Now, in 2015, I'm no longer hoping. Even after all Christa Brown has done, I do not believe there IS hope for Southern Baptists to address this issue. It seems the system is broken, and nobody is leading out to even try to fix it anymore. If I've missed something that indicates otherwise, I'd love to know. While Christa Brown still maintains the site , she has dropped back, too, but found to strength to continue her efforts through her blog The proposed 2008 data base didn't go. I knew it wouldn't, for it would force people at the top of the Convention to be responsible, setting up a system that should work. Yet it would require a total restructuring to re-define where the buck could NOT stop. It would hold Baptists responsible, same as Catholic bishops and cardinals are now being because they ignored the truth and refused to do their job. And who would want to be in that position? Better to let the vulnerable youth and adult women, the most likely victims, to suffer while the SBC diverts attention and focuses mostly on the small children who are indeed vulnerable, yet not nearly as likely to be victimized by clergy.
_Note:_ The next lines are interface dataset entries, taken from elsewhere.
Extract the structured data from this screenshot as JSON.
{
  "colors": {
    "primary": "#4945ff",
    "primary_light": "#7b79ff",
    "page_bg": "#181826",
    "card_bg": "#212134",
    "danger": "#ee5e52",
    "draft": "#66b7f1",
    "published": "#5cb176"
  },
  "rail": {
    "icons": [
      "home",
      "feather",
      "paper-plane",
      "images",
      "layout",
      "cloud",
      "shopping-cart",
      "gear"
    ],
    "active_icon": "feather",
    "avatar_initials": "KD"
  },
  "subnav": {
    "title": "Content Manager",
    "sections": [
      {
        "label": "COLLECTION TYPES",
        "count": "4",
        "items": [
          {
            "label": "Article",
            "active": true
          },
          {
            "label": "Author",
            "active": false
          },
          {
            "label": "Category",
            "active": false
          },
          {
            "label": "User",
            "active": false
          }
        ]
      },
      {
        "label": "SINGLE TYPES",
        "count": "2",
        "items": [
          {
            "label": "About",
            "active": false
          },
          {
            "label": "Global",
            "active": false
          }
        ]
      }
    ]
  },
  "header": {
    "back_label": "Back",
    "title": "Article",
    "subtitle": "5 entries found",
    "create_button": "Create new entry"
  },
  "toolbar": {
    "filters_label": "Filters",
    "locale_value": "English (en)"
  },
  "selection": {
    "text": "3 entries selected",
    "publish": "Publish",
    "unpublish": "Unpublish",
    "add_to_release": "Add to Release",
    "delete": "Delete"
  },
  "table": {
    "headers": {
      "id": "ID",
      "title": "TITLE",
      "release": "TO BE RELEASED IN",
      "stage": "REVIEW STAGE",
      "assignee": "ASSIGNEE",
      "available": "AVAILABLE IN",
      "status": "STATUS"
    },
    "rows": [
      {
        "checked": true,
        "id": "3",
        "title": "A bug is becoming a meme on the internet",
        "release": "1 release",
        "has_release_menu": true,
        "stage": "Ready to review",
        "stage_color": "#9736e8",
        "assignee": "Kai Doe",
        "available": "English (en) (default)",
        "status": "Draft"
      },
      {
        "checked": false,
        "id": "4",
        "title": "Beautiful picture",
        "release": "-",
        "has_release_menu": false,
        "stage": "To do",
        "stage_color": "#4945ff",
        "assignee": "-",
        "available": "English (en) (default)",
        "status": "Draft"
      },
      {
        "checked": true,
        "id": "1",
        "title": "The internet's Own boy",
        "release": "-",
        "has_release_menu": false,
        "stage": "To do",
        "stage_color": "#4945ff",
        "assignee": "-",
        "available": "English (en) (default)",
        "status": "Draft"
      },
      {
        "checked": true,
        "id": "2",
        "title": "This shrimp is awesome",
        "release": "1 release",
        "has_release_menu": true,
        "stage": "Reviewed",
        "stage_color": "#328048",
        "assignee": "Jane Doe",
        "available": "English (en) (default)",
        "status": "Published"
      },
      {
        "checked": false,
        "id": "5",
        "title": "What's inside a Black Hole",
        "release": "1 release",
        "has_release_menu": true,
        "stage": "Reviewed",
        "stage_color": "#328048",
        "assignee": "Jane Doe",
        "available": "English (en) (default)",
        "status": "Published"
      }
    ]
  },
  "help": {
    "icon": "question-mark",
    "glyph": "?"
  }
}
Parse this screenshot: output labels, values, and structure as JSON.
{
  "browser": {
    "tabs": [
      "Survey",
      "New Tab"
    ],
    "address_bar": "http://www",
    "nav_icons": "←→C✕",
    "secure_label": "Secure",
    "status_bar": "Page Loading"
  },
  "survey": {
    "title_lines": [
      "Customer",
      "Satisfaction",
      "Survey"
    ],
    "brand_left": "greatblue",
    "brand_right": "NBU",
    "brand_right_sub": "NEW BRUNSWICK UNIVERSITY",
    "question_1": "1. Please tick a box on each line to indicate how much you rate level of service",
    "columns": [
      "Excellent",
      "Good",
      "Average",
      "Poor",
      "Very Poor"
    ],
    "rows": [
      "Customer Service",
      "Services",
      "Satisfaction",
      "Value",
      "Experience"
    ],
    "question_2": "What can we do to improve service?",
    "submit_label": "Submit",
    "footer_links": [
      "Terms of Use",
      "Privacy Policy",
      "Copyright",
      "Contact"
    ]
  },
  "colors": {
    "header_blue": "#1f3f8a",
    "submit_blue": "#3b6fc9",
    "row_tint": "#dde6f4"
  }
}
Sadly, Diana Garland, long-time Dean of Social Work at Baylor, passed away this year, 2015. What a legacy she left! Her work will continue to reverberate for centuries, I'm convinced. Yet who in the next generation will step up to take her place and mine?

Meanwhile, I intend to continue offering survivors and advocates of all faith groups a place of solace and comfort, a place of resources for all who have ears to hear.

Dee Ann Miller is the author of Enlarging Boston's Spotlight: A Call for Courage, Integrity, and Institutional Transformation (2017) How Little We Knew: Collusion and Confusion with Sexual Misconduct (1993) and The Truth about Malarkey (2000)